*Task instructions*
Here the job is to restate every entry word for word.
------------------------------------
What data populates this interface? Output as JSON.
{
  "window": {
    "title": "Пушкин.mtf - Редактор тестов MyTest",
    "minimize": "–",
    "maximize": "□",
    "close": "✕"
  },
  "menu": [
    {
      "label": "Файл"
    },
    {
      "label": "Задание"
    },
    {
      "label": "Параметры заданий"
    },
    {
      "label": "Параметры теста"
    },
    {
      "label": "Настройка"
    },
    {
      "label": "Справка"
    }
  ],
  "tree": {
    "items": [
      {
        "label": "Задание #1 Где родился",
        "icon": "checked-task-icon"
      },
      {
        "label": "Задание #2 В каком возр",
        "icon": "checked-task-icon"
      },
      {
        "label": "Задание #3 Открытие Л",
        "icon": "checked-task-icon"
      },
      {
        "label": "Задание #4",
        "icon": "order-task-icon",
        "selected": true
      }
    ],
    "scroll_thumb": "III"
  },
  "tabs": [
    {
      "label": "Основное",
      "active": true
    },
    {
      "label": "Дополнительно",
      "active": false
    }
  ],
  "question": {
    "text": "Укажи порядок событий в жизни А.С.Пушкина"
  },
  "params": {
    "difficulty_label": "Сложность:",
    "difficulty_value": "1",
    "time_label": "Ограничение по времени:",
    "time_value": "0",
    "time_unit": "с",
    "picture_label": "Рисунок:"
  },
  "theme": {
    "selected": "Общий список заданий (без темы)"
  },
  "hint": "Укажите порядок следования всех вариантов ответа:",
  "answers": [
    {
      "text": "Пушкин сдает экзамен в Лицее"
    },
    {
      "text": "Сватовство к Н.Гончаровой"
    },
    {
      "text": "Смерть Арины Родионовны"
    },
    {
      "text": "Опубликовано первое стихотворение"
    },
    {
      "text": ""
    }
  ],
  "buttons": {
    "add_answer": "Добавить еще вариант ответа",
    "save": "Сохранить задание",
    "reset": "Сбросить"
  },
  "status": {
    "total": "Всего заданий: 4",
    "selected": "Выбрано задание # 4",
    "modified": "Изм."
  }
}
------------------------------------
*Response area*
What data populates this interface? Output as JSON.
{
  "window": {
    "title": "Пушкин.mtf - Редактор тестов MyTest",
    "minimize": "–",
    "maximize": "□",
    "close": "✕"
  },
  "menu": [
    {
      "label": "Файл"
    },
    {
      "label": "Задание"
    },
    {
      "label": "Параметры заданий"
    },
    {
      "label": "Параметры теста"
    },
    {
      "label": "Настройка"
    },
    {
      "label": "Справка"
    }
  ],
  "tree": {
    "items": [
      {
        "label": "Задание #1 Где родился",
        "icon": "checked-task-icon"
      },
      {
        "label": "Задание #2 В каком возр",
        "icon": "checked-task-icon"
      },
      {
        "label": "Задание #3 Открытие Л",
        "icon": "checked-task-icon"
      },
      {
        "label": "Задание #4",
        "icon": "order-task-icon",
        "selected": true
      }
    ],
    "scroll_thumb": "III"
  },
  "tabs": [
    {
      "label": "Основное",
      "active": true
    },
    {
      "label": "Дополнительно",
      "active": false
    }
  ],
  "question": {
    "text": "Укажи порядок событий в жизни А.С.Пушкина"
  },
  "params": {
    "difficulty_label": "Сложность:",
    "difficulty_value": "1",
    "time_label": "Ограничение по времени:",
    "time_value": "0",
    "time_unit": "с",
    "picture_label": "Рисунок:"
  },
  "theme": {
    "selected": "Общий список заданий (без темы)"
  },
  "hint": "Укажите порядок следования всех вариантов ответа:",
  "answers": [
    {
      "text": "Пушкин сдает экзамен в Лицее"
    },
    {
      "text": "Сватовство к Н.Гончаровой"
    },
    {
      "text": "Смерть Арины Родионовны"
    },
    {
      "text": "Опубликовано первое стихотворение"
    },
    {
      "text": ""
    }
  ],
  "buttons": {
    "add_answer": "Добавить еще вариант ответа",
    "save": "Сохранить задание",
    "reset": "Сбросить"
  },
  "status": {
    "total": "Всего заданий: 4",
    "selected": "Выбрано задание # 4",
    "modified": "Изм."
  }
}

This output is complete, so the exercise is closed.